_Dataset extract_:
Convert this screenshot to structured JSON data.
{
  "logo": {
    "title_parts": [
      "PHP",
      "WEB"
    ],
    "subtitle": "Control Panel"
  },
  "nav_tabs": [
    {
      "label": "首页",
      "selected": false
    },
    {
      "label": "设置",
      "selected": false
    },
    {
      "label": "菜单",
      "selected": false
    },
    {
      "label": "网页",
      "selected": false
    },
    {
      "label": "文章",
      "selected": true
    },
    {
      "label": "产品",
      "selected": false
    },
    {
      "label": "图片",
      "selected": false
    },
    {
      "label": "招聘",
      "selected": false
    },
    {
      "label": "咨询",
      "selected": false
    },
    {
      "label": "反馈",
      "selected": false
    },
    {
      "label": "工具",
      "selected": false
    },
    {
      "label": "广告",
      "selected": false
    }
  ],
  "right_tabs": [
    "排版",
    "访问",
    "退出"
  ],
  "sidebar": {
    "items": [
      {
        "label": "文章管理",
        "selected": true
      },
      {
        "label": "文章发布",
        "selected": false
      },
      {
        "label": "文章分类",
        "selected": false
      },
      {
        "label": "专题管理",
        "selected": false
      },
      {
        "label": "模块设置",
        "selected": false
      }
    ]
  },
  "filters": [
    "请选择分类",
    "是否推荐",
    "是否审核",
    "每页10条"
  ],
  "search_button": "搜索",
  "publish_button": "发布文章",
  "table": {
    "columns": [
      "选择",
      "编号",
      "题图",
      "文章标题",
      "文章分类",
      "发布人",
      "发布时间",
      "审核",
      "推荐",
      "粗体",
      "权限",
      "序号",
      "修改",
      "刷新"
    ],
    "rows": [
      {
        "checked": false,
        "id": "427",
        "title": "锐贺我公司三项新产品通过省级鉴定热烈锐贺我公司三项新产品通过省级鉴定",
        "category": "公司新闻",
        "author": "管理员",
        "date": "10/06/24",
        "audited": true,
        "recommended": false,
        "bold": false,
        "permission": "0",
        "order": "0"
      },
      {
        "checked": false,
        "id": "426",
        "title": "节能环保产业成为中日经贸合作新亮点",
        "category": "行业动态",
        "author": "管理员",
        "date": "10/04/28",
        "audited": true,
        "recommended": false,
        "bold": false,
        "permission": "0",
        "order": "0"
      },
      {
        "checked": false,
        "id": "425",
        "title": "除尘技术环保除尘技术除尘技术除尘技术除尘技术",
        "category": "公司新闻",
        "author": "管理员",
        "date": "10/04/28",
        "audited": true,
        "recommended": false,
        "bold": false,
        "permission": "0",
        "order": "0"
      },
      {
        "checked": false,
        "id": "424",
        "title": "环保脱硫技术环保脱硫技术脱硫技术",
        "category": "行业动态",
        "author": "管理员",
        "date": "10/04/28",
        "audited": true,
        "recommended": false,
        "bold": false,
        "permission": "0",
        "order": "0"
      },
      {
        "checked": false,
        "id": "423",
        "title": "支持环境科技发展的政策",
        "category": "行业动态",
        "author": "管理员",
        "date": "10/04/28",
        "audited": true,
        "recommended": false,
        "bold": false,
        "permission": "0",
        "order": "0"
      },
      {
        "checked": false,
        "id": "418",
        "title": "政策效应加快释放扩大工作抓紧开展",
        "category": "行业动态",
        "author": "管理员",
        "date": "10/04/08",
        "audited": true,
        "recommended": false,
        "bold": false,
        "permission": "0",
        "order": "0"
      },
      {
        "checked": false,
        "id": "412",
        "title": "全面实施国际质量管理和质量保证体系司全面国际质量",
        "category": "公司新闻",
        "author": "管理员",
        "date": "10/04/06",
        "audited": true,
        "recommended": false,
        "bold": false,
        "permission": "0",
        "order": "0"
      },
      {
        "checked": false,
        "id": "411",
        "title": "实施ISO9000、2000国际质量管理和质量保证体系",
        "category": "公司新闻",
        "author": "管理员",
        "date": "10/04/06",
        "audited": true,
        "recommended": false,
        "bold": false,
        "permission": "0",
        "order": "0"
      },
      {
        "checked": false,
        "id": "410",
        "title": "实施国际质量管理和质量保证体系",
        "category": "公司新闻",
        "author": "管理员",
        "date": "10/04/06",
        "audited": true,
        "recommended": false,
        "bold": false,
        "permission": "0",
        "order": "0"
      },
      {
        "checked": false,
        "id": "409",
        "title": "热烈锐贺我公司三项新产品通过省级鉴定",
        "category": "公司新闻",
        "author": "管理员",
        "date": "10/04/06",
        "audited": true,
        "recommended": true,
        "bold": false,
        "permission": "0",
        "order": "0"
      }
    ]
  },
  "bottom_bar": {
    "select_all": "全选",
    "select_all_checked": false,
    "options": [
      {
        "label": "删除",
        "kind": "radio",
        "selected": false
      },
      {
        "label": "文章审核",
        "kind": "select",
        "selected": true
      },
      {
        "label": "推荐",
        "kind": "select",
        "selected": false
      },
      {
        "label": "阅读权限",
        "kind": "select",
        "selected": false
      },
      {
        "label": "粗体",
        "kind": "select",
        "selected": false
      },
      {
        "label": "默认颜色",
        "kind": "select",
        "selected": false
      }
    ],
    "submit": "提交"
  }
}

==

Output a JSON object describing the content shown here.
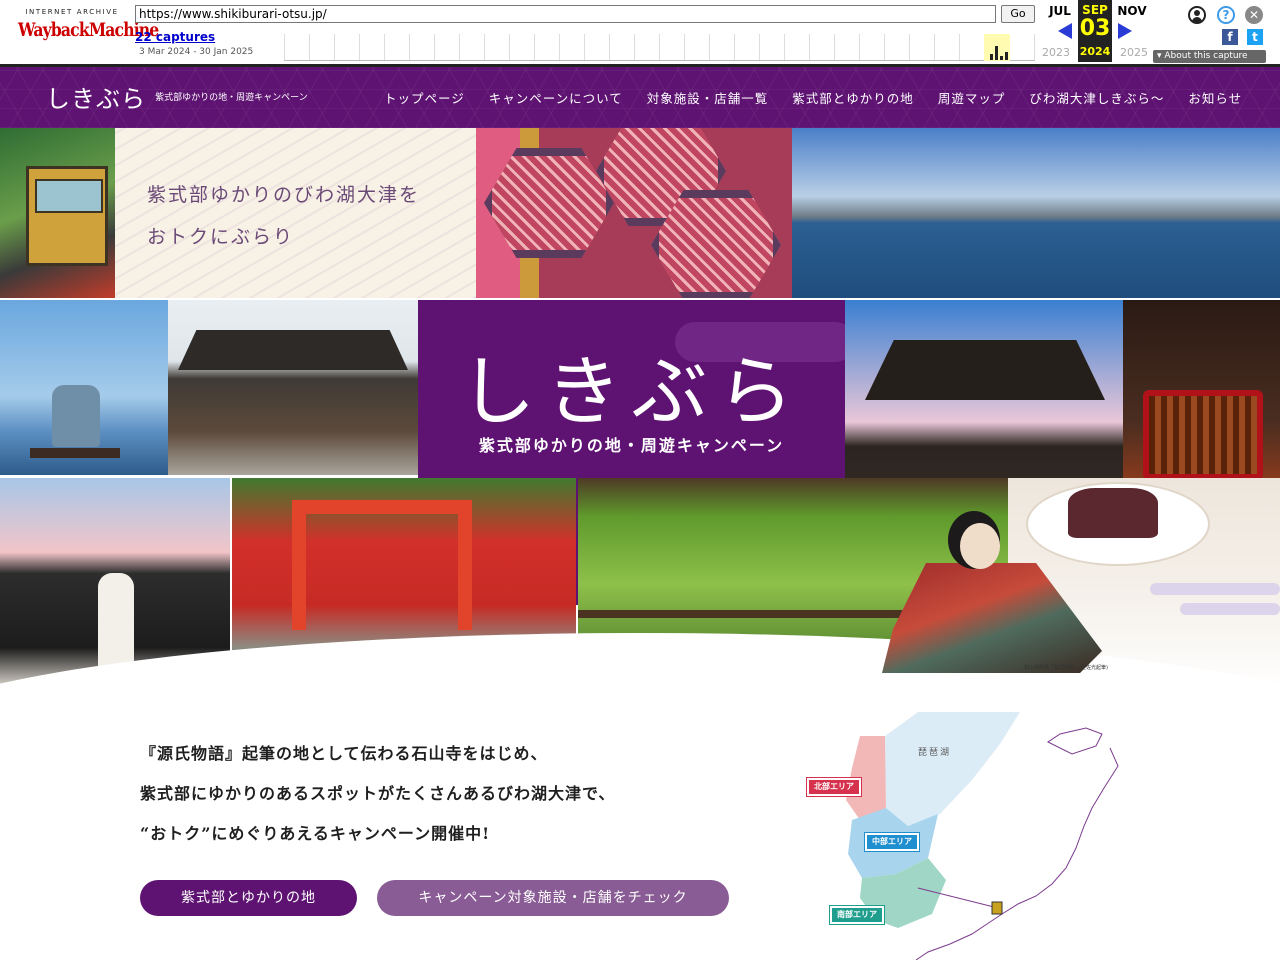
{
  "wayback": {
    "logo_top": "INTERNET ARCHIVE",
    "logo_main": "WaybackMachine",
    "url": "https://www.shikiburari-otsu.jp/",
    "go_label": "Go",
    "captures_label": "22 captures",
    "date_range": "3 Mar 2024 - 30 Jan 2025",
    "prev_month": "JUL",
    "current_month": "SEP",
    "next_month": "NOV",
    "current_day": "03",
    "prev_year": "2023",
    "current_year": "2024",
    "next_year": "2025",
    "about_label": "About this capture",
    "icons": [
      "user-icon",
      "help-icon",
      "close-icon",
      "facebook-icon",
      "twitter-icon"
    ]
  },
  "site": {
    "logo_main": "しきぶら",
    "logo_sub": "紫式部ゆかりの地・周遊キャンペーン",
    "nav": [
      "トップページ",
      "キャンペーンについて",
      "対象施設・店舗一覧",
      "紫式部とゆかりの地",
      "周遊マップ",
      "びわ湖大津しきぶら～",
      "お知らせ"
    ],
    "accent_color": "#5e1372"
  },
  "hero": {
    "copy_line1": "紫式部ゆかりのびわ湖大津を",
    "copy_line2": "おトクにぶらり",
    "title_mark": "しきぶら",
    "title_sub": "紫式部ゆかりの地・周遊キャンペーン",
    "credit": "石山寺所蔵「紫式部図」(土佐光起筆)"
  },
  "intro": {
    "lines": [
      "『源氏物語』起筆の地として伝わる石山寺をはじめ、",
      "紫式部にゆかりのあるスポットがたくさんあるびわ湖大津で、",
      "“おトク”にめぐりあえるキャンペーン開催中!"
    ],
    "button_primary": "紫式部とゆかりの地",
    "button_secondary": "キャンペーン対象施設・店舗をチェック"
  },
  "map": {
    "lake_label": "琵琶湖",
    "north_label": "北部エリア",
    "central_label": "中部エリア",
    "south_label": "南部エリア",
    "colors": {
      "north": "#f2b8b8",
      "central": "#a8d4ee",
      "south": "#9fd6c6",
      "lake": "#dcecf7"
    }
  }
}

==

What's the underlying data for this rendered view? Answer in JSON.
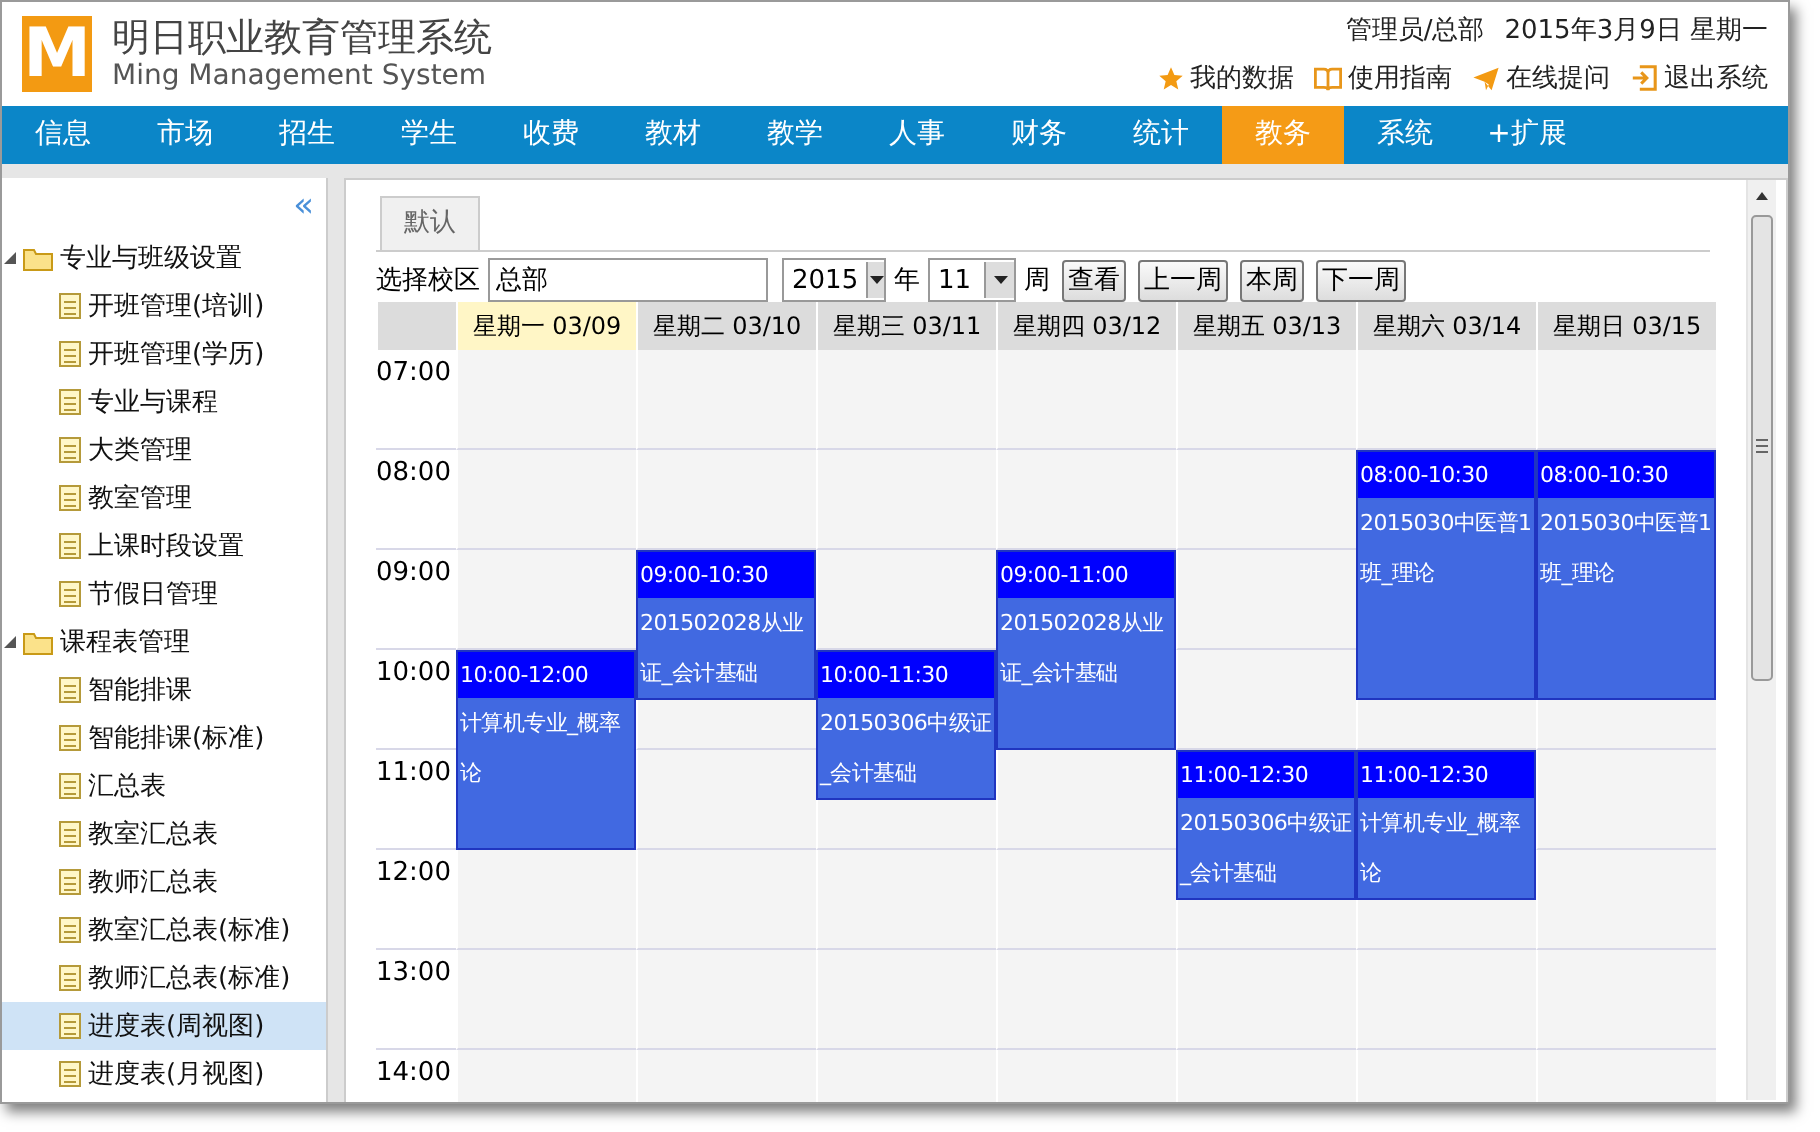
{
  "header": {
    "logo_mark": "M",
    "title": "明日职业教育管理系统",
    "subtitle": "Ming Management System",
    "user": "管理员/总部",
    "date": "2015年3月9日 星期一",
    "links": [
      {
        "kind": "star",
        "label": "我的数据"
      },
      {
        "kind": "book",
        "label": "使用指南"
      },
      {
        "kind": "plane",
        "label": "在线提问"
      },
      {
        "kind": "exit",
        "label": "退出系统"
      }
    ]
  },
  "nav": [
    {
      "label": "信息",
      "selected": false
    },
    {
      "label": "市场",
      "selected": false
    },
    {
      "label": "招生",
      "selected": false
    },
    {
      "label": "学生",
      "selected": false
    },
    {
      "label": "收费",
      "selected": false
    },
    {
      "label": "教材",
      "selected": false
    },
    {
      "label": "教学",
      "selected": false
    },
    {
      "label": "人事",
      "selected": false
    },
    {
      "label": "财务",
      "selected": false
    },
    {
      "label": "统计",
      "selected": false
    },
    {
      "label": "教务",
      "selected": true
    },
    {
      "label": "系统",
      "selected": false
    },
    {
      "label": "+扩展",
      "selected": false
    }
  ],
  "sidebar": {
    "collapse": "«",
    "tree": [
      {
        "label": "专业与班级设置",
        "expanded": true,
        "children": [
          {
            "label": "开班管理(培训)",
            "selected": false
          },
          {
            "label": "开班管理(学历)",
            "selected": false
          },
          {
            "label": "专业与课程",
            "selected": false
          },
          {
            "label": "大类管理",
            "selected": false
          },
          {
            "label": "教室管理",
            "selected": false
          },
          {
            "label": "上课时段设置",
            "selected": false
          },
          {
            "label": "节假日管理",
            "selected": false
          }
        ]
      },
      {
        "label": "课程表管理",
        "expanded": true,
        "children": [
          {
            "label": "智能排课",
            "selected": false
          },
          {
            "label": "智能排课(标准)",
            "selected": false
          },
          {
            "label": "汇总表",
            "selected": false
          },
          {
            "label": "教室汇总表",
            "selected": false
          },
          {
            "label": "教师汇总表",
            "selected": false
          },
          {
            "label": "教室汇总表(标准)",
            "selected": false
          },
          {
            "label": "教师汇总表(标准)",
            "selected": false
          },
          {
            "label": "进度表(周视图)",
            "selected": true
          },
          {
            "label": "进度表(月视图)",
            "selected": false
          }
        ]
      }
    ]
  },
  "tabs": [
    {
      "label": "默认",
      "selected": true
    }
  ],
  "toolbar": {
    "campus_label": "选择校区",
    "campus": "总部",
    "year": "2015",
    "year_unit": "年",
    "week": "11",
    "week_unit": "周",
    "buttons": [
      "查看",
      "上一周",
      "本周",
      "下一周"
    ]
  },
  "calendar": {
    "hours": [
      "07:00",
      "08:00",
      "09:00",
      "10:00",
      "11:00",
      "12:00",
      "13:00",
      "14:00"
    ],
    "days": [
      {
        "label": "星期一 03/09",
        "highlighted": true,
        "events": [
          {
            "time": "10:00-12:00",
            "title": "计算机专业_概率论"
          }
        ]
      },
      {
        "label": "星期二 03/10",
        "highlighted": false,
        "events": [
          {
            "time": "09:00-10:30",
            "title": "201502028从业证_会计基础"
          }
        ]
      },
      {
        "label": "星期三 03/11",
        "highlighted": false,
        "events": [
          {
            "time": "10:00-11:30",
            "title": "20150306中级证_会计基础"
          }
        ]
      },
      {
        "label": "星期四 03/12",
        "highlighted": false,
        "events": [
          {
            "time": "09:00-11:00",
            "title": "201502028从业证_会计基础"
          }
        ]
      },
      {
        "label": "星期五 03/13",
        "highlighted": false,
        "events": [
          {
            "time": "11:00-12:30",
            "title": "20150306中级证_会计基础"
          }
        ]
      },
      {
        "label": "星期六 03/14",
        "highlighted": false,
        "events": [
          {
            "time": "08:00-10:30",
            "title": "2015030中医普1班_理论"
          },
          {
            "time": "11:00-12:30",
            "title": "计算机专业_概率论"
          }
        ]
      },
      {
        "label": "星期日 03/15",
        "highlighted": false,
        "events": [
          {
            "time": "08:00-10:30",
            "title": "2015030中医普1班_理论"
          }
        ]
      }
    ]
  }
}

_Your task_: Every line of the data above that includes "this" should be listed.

_Solution_:
Convert this screenshot to structured JSON data.
    "about_label": "About this capture",
What's the underlying data for this rendered view? Answer in JSON.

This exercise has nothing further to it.